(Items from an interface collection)
▬▬▬▬▬▬

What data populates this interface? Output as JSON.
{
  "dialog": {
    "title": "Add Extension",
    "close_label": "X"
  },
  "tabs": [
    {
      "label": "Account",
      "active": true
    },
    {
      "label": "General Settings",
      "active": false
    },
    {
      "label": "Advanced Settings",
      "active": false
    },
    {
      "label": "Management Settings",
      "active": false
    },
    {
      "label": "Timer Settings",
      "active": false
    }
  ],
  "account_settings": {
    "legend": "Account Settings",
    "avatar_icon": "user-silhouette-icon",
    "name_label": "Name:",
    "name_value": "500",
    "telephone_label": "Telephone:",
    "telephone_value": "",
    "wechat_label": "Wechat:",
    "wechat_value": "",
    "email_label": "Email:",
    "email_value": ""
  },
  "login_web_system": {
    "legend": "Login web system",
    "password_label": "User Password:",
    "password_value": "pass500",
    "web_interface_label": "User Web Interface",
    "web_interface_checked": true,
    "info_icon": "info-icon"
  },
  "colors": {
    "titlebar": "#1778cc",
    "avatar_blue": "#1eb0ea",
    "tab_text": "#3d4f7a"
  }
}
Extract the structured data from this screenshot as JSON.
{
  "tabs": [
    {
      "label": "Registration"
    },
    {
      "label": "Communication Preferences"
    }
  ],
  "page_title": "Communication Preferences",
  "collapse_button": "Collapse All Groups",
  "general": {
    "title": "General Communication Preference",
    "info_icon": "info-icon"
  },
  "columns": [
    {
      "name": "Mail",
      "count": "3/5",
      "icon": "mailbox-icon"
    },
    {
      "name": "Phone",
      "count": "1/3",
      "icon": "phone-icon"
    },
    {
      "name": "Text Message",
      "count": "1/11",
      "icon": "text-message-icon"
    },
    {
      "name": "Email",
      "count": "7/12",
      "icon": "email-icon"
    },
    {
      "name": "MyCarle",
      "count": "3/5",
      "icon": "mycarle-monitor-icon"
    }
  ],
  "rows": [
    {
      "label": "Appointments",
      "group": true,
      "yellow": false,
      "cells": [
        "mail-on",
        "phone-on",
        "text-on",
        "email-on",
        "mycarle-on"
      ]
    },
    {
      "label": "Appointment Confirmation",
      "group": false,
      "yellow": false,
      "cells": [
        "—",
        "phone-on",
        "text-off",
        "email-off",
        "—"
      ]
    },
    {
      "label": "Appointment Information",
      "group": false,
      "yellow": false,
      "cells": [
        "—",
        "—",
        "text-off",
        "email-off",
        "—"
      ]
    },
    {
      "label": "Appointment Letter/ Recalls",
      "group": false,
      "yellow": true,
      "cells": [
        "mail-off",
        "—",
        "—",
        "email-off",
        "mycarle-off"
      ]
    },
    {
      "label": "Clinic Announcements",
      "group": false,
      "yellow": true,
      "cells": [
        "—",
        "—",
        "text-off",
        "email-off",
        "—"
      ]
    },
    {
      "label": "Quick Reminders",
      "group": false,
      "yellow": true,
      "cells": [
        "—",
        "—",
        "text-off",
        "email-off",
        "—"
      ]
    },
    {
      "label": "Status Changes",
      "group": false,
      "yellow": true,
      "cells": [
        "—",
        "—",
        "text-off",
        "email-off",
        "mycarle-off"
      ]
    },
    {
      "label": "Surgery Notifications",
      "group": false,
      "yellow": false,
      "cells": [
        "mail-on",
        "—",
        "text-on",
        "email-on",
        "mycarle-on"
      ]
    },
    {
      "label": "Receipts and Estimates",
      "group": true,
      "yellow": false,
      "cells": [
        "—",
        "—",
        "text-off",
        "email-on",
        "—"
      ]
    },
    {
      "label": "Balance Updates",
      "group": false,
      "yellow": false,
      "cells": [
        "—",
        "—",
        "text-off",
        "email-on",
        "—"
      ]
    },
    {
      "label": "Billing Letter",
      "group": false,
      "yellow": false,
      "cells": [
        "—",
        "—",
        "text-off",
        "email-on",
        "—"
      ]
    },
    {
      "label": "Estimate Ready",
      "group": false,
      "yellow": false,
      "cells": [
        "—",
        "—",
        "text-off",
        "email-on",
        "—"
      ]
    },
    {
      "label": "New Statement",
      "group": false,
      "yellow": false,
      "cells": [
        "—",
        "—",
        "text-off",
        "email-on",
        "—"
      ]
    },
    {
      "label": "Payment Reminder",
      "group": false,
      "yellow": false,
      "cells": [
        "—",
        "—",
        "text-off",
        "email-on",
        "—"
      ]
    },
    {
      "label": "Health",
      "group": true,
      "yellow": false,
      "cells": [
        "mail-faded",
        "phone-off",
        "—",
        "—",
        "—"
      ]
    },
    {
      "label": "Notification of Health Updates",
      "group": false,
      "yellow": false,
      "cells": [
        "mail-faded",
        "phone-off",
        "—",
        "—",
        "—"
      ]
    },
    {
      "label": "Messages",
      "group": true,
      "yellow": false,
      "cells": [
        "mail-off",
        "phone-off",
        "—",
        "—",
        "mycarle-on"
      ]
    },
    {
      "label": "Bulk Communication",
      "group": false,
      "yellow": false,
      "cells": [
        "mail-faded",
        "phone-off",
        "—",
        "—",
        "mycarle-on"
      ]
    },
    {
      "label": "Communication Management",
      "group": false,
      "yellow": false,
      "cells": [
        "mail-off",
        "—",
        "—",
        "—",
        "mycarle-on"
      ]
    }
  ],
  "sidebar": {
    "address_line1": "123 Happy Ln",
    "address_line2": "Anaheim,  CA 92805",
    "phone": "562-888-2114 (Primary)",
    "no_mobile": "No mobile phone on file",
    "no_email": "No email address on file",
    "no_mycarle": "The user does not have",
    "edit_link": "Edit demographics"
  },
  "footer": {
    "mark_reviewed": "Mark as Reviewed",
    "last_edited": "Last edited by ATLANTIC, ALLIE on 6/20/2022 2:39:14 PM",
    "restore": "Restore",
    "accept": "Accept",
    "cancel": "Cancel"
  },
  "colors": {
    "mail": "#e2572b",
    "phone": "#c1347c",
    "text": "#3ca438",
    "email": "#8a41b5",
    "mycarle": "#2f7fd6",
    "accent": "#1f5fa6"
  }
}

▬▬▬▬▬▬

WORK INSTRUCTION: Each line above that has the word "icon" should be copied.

REPLY TO THE EXERCISE:
    "avatar_icon": "user-silhouette-icon",
    "info_icon": "info-icon"
    "info_icon": "info-icon"
      "icon": "mailbox-icon"
      "icon": "phone-icon"
      "icon": "text-message-icon"
      "icon": "email-icon"
      "icon": "mycarle-monitor-icon"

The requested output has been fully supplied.